--- Your objective ---
The records follow. Filter them to the lines that hold "Thread".

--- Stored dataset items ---

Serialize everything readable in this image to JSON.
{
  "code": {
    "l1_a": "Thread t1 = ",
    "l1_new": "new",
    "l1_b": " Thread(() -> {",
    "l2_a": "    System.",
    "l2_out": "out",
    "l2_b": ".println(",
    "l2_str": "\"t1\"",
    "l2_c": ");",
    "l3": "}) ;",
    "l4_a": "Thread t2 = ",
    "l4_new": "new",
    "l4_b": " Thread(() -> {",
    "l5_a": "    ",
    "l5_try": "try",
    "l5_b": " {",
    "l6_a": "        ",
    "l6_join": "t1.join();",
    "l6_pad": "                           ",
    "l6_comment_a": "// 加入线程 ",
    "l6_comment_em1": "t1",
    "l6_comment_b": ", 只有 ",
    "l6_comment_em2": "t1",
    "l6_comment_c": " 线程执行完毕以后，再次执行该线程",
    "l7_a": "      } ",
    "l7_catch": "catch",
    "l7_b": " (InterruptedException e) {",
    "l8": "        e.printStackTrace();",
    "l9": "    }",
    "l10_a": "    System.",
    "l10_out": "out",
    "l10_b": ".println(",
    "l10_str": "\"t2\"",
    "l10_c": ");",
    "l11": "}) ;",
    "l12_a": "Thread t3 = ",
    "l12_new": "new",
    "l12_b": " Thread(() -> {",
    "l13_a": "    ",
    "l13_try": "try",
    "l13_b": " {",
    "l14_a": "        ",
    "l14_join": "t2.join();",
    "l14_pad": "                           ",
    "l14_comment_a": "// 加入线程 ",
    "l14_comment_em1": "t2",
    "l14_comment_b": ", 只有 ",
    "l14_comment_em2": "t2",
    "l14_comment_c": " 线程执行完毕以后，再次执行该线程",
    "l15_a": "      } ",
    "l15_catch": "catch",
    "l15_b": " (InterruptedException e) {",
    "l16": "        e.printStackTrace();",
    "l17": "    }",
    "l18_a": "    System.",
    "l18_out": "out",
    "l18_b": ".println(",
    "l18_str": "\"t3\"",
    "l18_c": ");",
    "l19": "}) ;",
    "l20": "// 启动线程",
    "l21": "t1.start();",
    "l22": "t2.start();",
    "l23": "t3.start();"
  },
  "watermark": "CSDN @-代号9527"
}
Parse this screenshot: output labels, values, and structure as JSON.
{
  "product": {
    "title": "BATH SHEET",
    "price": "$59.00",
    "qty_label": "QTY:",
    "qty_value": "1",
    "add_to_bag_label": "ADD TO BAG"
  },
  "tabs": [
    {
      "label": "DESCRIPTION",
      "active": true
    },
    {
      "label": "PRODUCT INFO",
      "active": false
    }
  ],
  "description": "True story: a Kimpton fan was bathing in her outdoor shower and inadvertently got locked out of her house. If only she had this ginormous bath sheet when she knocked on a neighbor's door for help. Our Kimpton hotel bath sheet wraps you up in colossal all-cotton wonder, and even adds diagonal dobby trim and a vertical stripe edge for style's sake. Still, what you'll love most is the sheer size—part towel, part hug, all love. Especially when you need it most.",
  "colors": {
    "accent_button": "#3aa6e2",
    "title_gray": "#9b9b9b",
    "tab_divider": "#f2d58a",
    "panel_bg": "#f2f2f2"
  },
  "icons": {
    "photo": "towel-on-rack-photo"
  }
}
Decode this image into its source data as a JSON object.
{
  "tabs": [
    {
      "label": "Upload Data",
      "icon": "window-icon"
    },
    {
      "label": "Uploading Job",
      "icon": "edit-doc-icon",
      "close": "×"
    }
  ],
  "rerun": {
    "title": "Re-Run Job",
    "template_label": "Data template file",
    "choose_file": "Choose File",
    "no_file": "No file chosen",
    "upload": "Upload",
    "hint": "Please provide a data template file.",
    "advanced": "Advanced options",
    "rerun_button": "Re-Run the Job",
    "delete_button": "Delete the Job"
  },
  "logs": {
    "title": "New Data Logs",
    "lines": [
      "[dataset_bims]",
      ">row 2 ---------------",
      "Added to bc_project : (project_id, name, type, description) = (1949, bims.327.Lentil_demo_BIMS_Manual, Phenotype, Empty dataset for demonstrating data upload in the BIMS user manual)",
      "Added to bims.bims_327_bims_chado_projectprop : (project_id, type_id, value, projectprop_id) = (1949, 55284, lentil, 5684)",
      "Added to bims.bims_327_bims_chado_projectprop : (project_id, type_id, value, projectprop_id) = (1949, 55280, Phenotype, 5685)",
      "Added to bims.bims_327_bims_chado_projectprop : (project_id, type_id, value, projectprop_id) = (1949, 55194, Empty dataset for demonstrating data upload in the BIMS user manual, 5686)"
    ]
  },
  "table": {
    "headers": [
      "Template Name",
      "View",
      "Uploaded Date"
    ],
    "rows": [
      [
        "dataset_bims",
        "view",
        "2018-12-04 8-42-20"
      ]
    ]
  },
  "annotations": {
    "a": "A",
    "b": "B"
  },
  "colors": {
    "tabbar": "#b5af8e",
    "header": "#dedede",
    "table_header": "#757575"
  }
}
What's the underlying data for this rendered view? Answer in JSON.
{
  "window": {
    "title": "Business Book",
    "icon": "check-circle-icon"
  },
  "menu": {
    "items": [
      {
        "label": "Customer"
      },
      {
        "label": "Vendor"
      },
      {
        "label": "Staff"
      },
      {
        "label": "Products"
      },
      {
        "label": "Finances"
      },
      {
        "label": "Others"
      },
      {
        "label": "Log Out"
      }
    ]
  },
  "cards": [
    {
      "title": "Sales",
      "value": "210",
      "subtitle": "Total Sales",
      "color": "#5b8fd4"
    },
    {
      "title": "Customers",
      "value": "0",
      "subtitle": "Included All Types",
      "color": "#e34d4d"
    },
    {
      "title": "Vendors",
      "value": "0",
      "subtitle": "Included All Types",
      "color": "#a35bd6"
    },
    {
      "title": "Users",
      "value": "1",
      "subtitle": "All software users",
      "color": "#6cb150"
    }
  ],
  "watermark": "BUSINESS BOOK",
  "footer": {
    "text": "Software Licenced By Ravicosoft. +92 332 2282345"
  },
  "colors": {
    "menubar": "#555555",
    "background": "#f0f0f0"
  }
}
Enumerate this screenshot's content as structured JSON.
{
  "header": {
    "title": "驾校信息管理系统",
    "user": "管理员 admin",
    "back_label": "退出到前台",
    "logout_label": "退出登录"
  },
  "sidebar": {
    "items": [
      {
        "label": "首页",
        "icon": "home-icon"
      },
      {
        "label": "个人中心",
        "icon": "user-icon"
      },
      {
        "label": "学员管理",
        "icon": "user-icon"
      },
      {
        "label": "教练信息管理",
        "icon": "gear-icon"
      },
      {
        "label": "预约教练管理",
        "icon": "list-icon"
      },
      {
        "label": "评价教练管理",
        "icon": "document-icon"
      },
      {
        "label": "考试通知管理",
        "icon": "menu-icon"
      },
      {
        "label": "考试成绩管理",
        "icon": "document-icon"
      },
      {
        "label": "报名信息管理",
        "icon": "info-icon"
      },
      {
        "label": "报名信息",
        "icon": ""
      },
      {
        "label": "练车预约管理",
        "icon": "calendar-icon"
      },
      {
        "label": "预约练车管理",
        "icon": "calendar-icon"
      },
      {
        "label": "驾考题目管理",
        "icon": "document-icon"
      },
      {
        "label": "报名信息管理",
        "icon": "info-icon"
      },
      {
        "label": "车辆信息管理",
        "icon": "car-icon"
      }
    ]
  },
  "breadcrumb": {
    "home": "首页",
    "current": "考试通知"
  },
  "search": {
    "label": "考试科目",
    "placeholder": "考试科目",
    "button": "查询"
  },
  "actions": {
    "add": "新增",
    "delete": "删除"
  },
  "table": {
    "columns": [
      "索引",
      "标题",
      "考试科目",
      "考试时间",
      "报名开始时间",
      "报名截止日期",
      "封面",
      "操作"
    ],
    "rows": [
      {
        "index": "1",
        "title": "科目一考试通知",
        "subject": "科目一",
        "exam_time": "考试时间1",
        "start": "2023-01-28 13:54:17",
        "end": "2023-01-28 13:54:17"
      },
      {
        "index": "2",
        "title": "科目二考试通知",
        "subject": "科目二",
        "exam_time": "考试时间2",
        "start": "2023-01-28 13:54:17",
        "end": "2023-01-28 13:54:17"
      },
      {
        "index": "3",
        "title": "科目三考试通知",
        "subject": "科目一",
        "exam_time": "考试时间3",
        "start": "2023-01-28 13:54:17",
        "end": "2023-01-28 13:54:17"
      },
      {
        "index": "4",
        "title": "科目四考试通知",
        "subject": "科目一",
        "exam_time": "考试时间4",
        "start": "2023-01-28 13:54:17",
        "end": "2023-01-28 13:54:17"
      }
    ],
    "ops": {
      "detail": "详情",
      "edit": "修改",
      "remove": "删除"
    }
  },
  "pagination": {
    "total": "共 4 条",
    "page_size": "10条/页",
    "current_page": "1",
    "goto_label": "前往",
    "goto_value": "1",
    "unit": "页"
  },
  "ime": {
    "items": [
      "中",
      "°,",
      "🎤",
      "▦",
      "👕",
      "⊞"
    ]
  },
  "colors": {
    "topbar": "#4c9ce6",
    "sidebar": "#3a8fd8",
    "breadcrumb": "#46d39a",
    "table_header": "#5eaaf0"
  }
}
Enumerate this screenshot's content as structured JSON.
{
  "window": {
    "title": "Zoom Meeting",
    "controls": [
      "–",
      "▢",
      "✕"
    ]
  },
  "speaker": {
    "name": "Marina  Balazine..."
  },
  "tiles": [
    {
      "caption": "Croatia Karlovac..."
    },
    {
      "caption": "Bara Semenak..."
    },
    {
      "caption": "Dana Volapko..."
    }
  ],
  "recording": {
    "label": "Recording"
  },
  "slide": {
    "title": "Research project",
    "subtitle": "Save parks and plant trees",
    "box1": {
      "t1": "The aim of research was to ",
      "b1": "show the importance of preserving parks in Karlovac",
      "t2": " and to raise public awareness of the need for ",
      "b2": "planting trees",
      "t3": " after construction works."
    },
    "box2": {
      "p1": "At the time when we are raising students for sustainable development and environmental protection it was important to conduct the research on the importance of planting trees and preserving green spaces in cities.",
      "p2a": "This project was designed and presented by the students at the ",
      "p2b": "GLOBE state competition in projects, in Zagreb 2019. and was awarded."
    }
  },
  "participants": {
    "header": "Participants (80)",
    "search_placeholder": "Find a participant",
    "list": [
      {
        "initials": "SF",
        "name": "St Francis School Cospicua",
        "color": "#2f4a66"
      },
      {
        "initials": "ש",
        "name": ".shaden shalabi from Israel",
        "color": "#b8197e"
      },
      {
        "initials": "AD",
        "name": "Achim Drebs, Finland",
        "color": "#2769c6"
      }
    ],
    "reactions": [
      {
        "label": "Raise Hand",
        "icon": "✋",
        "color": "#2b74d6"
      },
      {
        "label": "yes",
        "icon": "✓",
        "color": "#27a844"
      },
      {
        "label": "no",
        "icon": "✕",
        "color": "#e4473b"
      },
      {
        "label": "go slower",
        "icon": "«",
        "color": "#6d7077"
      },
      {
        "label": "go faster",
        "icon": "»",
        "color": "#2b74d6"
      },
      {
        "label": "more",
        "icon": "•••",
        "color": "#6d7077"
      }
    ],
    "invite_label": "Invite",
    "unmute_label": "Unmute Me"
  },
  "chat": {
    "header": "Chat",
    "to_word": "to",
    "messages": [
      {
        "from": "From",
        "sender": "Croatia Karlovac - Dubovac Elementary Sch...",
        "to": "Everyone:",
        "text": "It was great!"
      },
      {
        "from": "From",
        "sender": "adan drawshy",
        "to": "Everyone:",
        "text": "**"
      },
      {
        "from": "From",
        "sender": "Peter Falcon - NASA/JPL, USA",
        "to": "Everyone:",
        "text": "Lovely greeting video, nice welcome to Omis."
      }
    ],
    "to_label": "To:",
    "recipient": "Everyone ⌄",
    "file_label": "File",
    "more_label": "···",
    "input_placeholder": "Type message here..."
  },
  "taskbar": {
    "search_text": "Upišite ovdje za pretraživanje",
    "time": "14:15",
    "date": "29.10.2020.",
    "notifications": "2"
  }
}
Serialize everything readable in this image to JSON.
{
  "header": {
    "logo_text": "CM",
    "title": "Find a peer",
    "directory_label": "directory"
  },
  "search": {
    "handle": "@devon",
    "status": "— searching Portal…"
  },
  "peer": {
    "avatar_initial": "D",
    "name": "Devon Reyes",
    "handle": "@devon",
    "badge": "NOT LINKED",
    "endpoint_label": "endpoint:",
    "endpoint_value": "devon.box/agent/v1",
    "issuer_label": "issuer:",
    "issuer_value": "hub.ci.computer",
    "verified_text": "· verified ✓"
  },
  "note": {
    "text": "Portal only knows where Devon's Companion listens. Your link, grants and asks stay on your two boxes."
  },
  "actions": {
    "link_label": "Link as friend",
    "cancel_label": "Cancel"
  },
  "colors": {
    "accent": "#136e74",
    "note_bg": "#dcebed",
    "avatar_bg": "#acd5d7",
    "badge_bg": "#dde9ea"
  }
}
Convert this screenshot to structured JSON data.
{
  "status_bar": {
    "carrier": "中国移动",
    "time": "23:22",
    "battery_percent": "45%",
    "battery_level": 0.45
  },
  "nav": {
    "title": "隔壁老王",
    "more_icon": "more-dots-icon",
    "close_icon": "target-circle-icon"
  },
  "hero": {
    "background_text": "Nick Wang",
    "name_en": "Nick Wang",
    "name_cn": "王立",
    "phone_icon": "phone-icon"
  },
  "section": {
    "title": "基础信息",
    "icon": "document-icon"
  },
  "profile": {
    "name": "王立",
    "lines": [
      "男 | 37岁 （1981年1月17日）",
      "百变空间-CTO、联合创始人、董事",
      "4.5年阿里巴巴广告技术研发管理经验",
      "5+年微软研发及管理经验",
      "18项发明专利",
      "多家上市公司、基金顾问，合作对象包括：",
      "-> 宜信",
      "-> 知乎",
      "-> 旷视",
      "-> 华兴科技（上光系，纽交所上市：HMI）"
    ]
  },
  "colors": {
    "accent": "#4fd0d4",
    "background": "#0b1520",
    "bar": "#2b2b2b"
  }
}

--- Exercise answer ---
    "l1_a": "Thread t1 = ",
    "l1_b": " Thread(() -> {",
    "l4_a": "Thread t2 = ",
    "l4_b": " Thread(() -> {",
    "l12_a": "Thread t3 = ",
    "l12_b": " Thread(() -> {",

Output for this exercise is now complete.